The Jones River was formed as the outlet to Glacial Lake Taunton about 15,000 years ago. It is the largest river draining to Cape Cod Bay, and represents a habitat demarcation zone for a variety of species. The river is a low gradient coastal stream, 7.5 miles in overall length of the main stem with nine contributing subwatersheds. The Jones River watershed is thirty square miles overall, and includes the four Silver Lake towns of Kingston, Pembroke, Halifax, and Plympton as well as portions of Duxbury and a very small part of Plymouth.

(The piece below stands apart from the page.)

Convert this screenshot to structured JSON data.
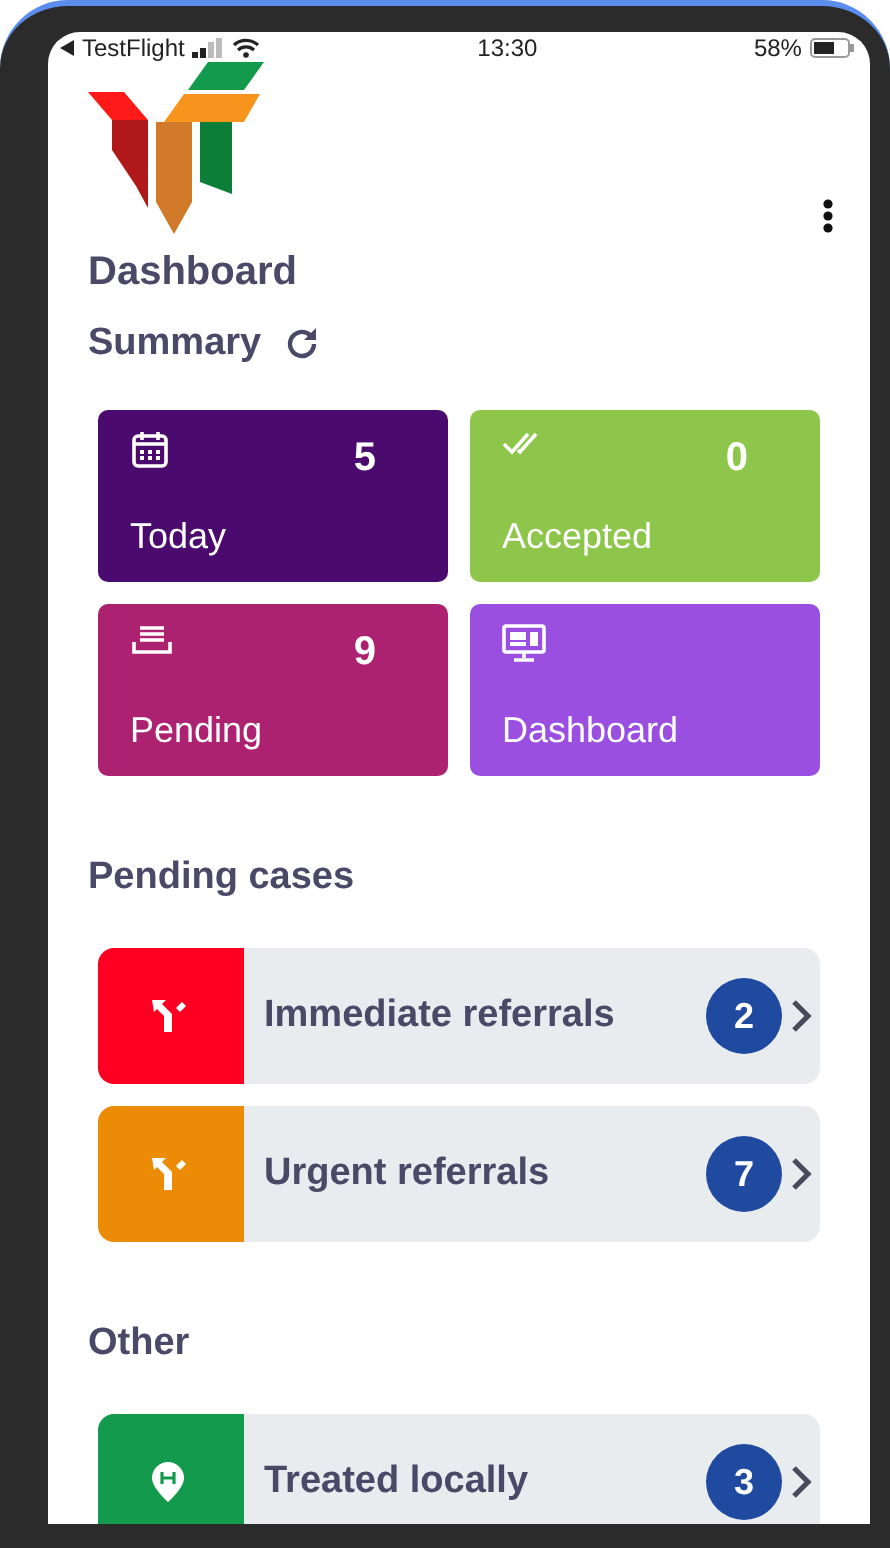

The major tributaries of the River are Smelt Brook, Halls (Stony) Brook, Furnace Brook, Fountainhead Brook, Jones River Brook, Pine Brook and Silver Lake. The Jones River headwater, Silver Lake, is largely spring fed, and at 80 feet deep and a mile square, is one of the largest natural lakes in Massachusetts. This remnant of the Wisconsin period is the likely apex of the Plymouth-Carver Aquifer and is near the surface divide of Jones, the North, and Taunton River systems. For the last 100 years, the lake has been most valued for its water supply everyday 10 million gallons are diverted to Brockton and flushed down the Taunton River.
The Silver Lake watershed represents about 20% of the Jones River watershed that drains to the main stem above the Elm Street dam. USGS has maintained a Stream gage at Elm Street since the mid-1960’s. The town of Kingston recently upgraded this gage for instantaneous readings which can now be accessed via the USGS Stream Stats at usgs.gov. Until recently, loss of flow from Silver Lake to the Jones River as a result of the diversion was an accepted practice.
Excerpts from Chapter 5 of the Southcoastal Watershed Action Plan.